At least one person has been reported killed in the Cameroonian city of Bamenda, capital of the North West province, during a confrontation between protesters and security forces. Protesters set up barricades to prevent the prime minister holding a rally where they planned to call for peace and unity on 8 December.

The North West and South West provinces, Cameroon's only English-speaking areas, are witnessing protests with people calling for an end to the use of French and perceived disenfranchisement.

Amid ongoing protests, some groups called for a return to a federal state system. Others called for the breakaway of the North West and South West provinces and the restoration of the so-called "Southern Cameroons", a British mandate during colonisation.

There are conflicting reports on the death toll. The BBC said one was man was killed following confrontations, but the Cameroon Concord website said at least two people were killed and "and several others injured".

The private Cameroon Daily Journal news website claimed soldiers used live bullets when clashing with protesters. The clashes occurred one day after Prime Minister Philemon Yang ruled out the option to hold a referendum on a possible return to a federal system in the country.

Protests explained

French and English are the official languages of Cameroon.

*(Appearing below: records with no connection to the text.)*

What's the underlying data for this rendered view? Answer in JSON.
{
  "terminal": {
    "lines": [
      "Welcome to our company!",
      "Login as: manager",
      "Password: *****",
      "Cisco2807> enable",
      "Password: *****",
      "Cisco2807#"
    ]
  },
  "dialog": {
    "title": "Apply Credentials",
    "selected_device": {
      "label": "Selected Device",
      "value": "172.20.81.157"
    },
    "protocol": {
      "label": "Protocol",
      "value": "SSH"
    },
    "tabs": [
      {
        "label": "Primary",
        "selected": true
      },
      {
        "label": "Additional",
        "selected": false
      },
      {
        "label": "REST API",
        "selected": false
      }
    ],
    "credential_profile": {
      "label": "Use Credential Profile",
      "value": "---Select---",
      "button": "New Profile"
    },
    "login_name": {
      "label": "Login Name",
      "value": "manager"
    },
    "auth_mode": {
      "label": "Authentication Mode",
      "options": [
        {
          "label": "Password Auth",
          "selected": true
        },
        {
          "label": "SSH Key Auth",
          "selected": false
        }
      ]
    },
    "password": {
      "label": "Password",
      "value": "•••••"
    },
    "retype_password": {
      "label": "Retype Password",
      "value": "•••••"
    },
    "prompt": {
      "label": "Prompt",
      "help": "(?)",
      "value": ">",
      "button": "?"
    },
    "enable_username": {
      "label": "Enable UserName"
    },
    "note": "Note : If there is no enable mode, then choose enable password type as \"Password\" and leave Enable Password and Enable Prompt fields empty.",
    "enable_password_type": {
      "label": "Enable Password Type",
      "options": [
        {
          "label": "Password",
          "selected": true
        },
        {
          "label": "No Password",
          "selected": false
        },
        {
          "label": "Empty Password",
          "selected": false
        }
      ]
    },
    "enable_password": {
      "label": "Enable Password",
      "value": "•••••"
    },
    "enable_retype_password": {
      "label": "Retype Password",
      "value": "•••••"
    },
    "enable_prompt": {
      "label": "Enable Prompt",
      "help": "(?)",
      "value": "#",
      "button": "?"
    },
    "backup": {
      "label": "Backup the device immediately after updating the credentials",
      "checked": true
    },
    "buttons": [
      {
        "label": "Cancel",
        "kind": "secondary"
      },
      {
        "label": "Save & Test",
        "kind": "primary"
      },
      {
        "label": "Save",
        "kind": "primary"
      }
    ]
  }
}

In October, a group of English-speaking lawyers took to the streets of Bamenda to protest against the use of French in courts and the lack of English versions of some legal acts and codes.

Demonstrations continued throughout November with lawyers striking in both the North West and South West, amid allegations the Cameroonian police "used tear gas to disperse" the lawyers.

The alleged police reaction sparked further demonstrations in Anglophone Cameroon, where teachers and students are now striking in protest against the use of French in schools and the presence of "Francophone teachers" in English-speaking areas.

Security forces arrested at least 100 protesters amid allegations some people were killed in Bamenda and Buea, capital of Southwest region, something the government has denied.

Southern Cameroons and independence calls

Southern Camerrons

Southern Cameroons was the southern part of the British Mandate territory of Cameroons during the colonisation.

In 1961, people of Southern Cameroons voted whether to join Nigeria or the Republic of Cameroon, which had already obtained independence from Britain and France one year earlier.

The vote resulted in Southern Cameroons becoming part of the French speaking Republic of Cameroon.

In 1972, a new constitution was adopted in Cameroon, replacing the federal state with a unitary state.

The Cameroon Anglophone Movement was created in 1984. People originally sought a return to a federal system, but eventually started calling for independence.

More on possible alliance between Southern Cameroons and pro-Biafrans.

Update: Headline ammended to reflect that protest clashes were over use of French and English as official languages.